As we suspected, the City did not accept the decision of the lower court, and appealed to the Minnesota Supreme Court. Obviously, the City, as well as most of us employer representatives, believed that the management rights section of PELRA, which deals with “matters of inherent managerial policy,” would trump any claims of unfair labor practice. Employers are not required to negotiate on those matters and unions recognize in virtually every collective bargaining agreement that employers are not required to discuss those matters with collective bargaining representatives.
The Court’s affirmation of the lower court was actually quite simple. The Supreme Court looked no further than the plain language of §179A.13, the unfair labor practice statute. In its decision, the Supreme Court placed emphasis on the fact that in both its brief and in witness testimony, the City acknowledged that its actions had eliminated the bargaining unit. The City noted on several occasions that the local no longer existed due to the City’s actions.
The Court then found that nothing in §179A.07, the inherent managerial policy section of PELRA, allows employers to reorganize as part of its ability to determine the fire department’s manpower and set its budgets.

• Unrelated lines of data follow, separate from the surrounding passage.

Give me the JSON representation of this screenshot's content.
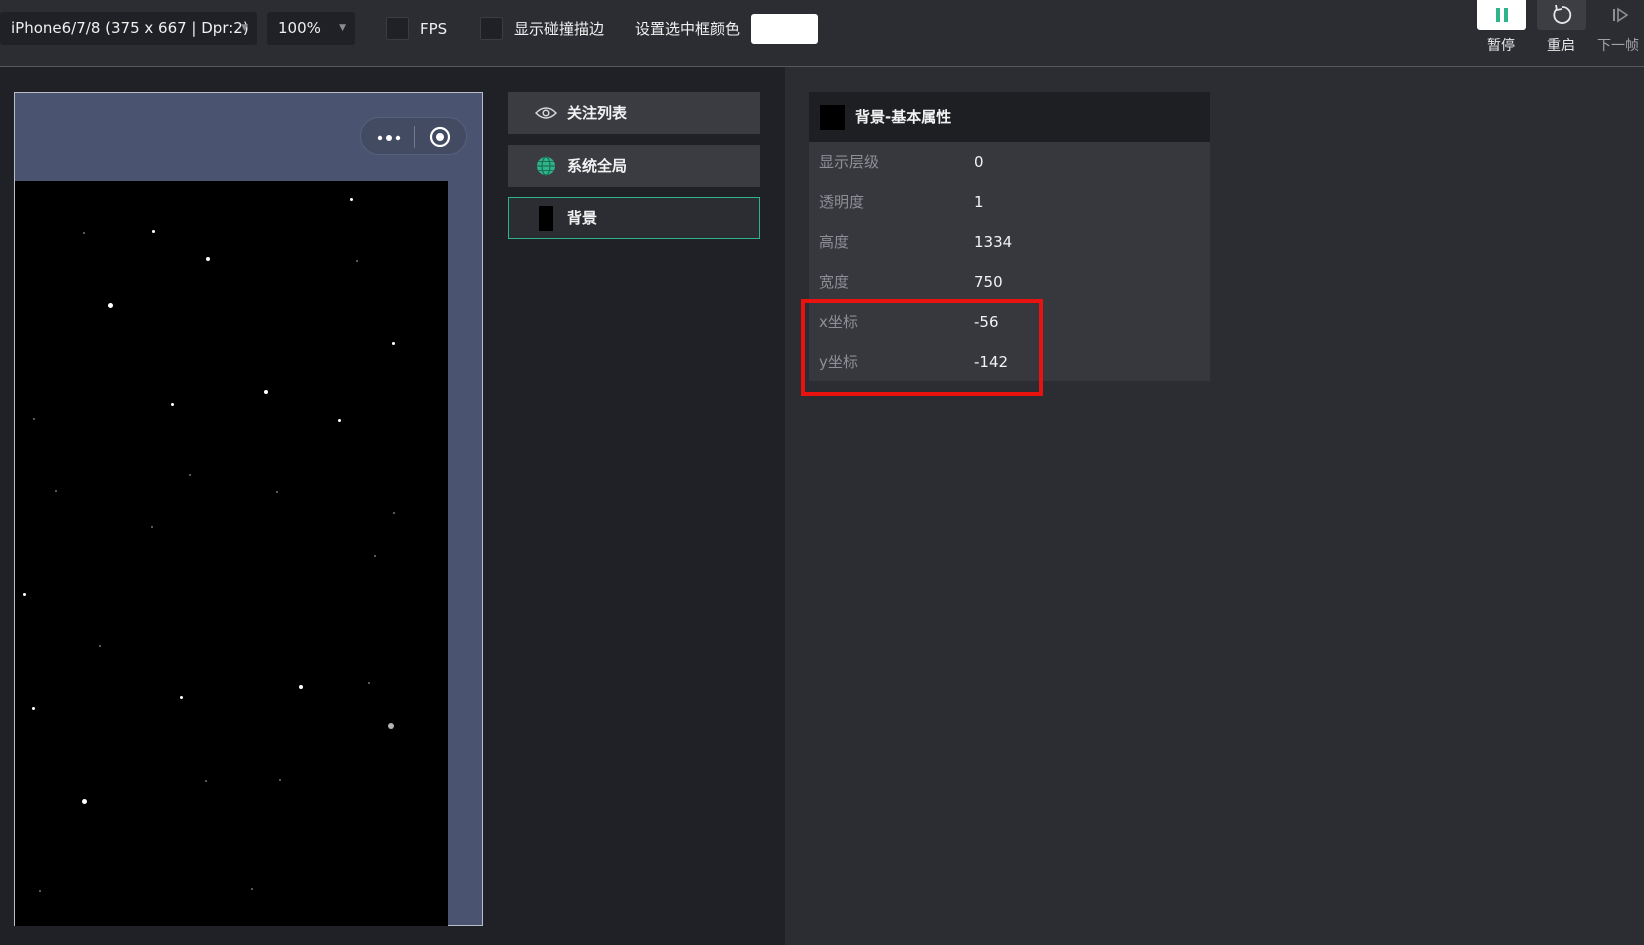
{
  "toolbar": {
    "device_select": "iPhone6/7/8 (375 x 667 | Dpr:2)",
    "zoom_select": "100%",
    "fps_label": "FPS",
    "collision_label": "显示碰撞描边",
    "frame_color_label": "设置选中框颜色",
    "frame_color": "#ffffff",
    "pause_label": "暂停",
    "restart_label": "重启",
    "next_frame_label": "下一帧"
  },
  "node_list": [
    {
      "label": "关注列表",
      "icon": "eye-icon"
    },
    {
      "label": "系统全局",
      "icon": "globe-icon"
    },
    {
      "label": "背景",
      "icon": "background-thumbnail-icon"
    }
  ],
  "properties": {
    "title": "背景-基本属性",
    "rows": [
      {
        "key": "显示层级",
        "value": "0"
      },
      {
        "key": "透明度",
        "value": "1"
      },
      {
        "key": "高度",
        "value": "1334"
      },
      {
        "key": "宽度",
        "value": "750"
      },
      {
        "key": "x坐标",
        "value": "-56"
      },
      {
        "key": "y坐标",
        "value": "-142"
      }
    ]
  },
  "colors": {
    "accent": "#2fb38a",
    "highlight": "#e8130f"
  }
}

However, the Court held the fact that an employer has that right does not end the matter. It held that an employer is not required to bargain over its decision, but at the same time is prohibited from engaging in unfair labor practices, including interfering with the existence of a bargaining unit. The Court found no immunity to commit unfair labor practices to be written into the plain language of the law. It disregarded any requests to read immunity into the statute, and ignored policy arguments from the City and the amici, based on the plain language of the statutes.
Instead, the Court relied on the Minnesota Legislature, which was responsible for the creation of PELRA in 1971, to correct the language that led to the decision, if it was so moved. The case was remanded to district court for an appropriate remedy.
In this decision, we are essentially being told that once a union is certified, that the unfair labor practice statutes protect their existence ad infinitum, or until the members of that unit choose to decertify.
Management rights have always been more complicated than the law makes them appear, especially in Minnesota. This decision further complicates which steps an employer can take into organization restructuring and the choices employers make regarding manpower. If you or your organization need assistance understanding your management rights, contact the Wiley Law Office, for up-to-date legal advice that works.